Andrew Rice in the NYT Magazine:
Over the past few years, in conditions of strict secrecy, a multinational team of scientists has been making a mighty effort to change the light bulb. The prototype they’ve developed is four inches tall, with a familiar tapered shape, and unlighted, it resembles a neon yellow mushroom. Screw it in and switch it on, though, and it blazes with a voluptuous radiance. It represents what people within the lighting industry often call their holy grail, an invention that reproduces the soft luminance of the incandescent bulb — Thomas Edison’s century-old technology — but conforms to much higher standards of energy efficiency and durability. The prototype is supposed to last for more than 22 years, maybe as long as you own your house, so you won’t need to stock up at the supermarket. And that’s fortunate, because one day very soon, traditional incandescent bulbs won’t be available in stores anymore. They’re about to be effectively outlawed.

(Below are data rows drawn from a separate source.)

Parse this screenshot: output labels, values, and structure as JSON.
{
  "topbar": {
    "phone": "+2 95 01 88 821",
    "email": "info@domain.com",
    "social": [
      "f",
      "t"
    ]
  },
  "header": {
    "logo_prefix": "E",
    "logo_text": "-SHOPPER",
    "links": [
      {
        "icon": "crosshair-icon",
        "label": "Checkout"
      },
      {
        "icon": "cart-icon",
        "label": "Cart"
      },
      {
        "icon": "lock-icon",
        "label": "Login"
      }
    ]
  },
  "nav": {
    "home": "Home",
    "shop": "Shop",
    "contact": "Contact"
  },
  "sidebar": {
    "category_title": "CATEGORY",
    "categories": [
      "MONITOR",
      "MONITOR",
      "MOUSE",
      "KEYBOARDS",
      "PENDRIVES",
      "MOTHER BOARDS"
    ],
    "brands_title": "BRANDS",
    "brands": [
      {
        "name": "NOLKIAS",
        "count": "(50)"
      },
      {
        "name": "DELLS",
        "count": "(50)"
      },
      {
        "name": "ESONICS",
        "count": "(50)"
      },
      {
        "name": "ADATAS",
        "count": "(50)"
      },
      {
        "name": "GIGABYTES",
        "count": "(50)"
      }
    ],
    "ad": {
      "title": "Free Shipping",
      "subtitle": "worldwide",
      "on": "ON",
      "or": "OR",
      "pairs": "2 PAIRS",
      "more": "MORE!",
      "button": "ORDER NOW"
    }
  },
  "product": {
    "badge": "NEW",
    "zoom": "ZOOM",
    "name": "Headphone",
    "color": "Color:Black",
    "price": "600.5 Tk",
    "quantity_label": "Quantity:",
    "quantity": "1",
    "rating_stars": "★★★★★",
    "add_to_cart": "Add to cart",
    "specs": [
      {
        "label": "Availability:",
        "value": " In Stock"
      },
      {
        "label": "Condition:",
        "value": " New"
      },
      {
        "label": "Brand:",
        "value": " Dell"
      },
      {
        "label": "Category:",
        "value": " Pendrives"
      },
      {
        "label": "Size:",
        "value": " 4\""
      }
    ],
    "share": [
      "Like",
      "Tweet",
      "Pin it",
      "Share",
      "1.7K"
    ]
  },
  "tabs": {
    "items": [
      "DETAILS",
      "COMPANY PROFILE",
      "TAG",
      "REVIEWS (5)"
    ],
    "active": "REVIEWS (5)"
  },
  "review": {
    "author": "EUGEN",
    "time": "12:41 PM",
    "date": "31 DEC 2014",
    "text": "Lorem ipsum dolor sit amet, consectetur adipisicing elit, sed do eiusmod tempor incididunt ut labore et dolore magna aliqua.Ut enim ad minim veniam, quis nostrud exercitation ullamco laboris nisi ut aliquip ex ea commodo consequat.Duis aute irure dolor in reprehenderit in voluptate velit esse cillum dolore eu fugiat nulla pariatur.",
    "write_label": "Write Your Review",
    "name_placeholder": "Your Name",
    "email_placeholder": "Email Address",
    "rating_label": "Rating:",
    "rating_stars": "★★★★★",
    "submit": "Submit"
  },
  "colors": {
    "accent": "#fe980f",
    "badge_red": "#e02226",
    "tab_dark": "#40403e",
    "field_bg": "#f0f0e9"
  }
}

As a consumer product, light bulbs belong to what one industry executive calls a “low-thought category,” and yet, of late, they’ve become a surprising flash point. Conservatives like Rush Limbaugh have denounced the “light-bulb ban” — actually, a new set of federal efficiency regulations that the traditional incandescent can’t meet — as a symbolic case of environmentalist overreaching, and Michele Bachmann invoked it in the Tea Party’s response to the State of the Union. Wherever your political sympathies lie, you may have found yourselves nodding along with Representative Joe Barton, a Texas Republican who has lambasted the harsh glare given off by those “little, squiggly, pigtailed” compact fluorescents. When it comes to making light, a fundamental necessity of human civilization, libertarians and aesthetes are joined in an unlikely alliance. Environmental groups say the complainers are a cranky minority — that consumers will eventually get used to new light — but those in the illumination business can’t afford to be so sanguine.